- BRIEF
The data needs to be returned in full, exactly as it reads.
= Beginning of Section =
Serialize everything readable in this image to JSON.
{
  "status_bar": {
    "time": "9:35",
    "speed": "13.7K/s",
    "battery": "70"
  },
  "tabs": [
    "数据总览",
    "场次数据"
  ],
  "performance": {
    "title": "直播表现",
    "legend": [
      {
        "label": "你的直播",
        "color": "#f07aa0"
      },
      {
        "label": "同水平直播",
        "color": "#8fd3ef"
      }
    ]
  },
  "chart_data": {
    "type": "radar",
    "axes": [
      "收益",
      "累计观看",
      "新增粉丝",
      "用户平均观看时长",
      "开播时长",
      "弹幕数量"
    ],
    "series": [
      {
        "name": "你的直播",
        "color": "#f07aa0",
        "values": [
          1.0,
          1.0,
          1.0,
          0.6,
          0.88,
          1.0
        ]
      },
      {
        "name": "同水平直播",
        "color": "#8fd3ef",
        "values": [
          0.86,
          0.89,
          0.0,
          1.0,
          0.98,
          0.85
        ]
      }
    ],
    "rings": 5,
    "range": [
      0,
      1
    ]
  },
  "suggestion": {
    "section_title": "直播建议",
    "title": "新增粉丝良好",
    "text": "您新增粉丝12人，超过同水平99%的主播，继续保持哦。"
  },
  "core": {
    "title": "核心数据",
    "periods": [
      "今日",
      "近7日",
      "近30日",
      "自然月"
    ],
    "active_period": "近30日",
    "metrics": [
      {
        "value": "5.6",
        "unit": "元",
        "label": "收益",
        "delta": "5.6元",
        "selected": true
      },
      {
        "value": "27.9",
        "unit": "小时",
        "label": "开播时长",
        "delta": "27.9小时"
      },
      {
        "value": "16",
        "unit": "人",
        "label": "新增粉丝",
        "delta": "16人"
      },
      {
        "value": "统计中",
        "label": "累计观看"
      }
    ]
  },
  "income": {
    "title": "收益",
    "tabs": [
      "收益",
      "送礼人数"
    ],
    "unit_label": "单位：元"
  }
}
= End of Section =
- RESULT FOR THIS TASK
Serialize everything readable in this image to JSON.
{
  "status_bar": {
    "time": "9:35",
    "speed": "13.7K/s",
    "battery": "70"
  },
  "tabs": [
    "数据总览",
    "场次数据"
  ],
  "performance": {
    "title": "直播表现",
    "legend": [
      {
        "label": "你的直播",
        "color": "#f07aa0"
      },
      {
        "label": "同水平直播",
        "color": "#8fd3ef"
      }
    ]
  },
  "chart_data": {
    "type": "radar",
    "axes": [
      "收益",
      "累计观看",
      "新增粉丝",
      "用户平均观看时长",
      "开播时长",
      "弹幕数量"
    ],
    "series": [
      {
        "name": "你的直播",
        "color": "#f07aa0",
        "values": [
          1.0,
          1.0,
          1.0,
          0.6,
          0.88,
          1.0
        ]
      },
      {
        "name": "同水平直播",
        "color": "#8fd3ef",
        "values": [
          0.86,
          0.89,
          0.0,
          1.0,
          0.98,
          0.85
        ]
      }
    ],
    "rings": 5,
    "range": [
      0,
      1
    ]
  },
  "suggestion": {
    "section_title": "直播建议",
    "title": "新增粉丝良好",
    "text": "您新增粉丝12人，超过同水平99%的主播，继续保持哦。"
  },
  "core": {
    "title": "核心数据",
    "periods": [
      "今日",
      "近7日",
      "近30日",
      "自然月"
    ],
    "active_period": "近30日",
    "metrics": [
      {
        "value": "5.6",
        "unit": "元",
        "label": "收益",
        "delta": "5.6元",
        "selected": true
      },
      {
        "value": "27.9",
        "unit": "小时",
        "label": "开播时长",
        "delta": "27.9小时"
      },
      {
        "value": "16",
        "unit": "人",
        "label": "新增粉丝",
        "delta": "16人"
      },
      {
        "value": "统计中",
        "label": "累计观看"
      }
    ]
  },
  "income": {
    "title": "收益",
    "tabs": [
      "收益",
      "送礼人数"
    ],
    "unit_label": "单位：元"
  }
}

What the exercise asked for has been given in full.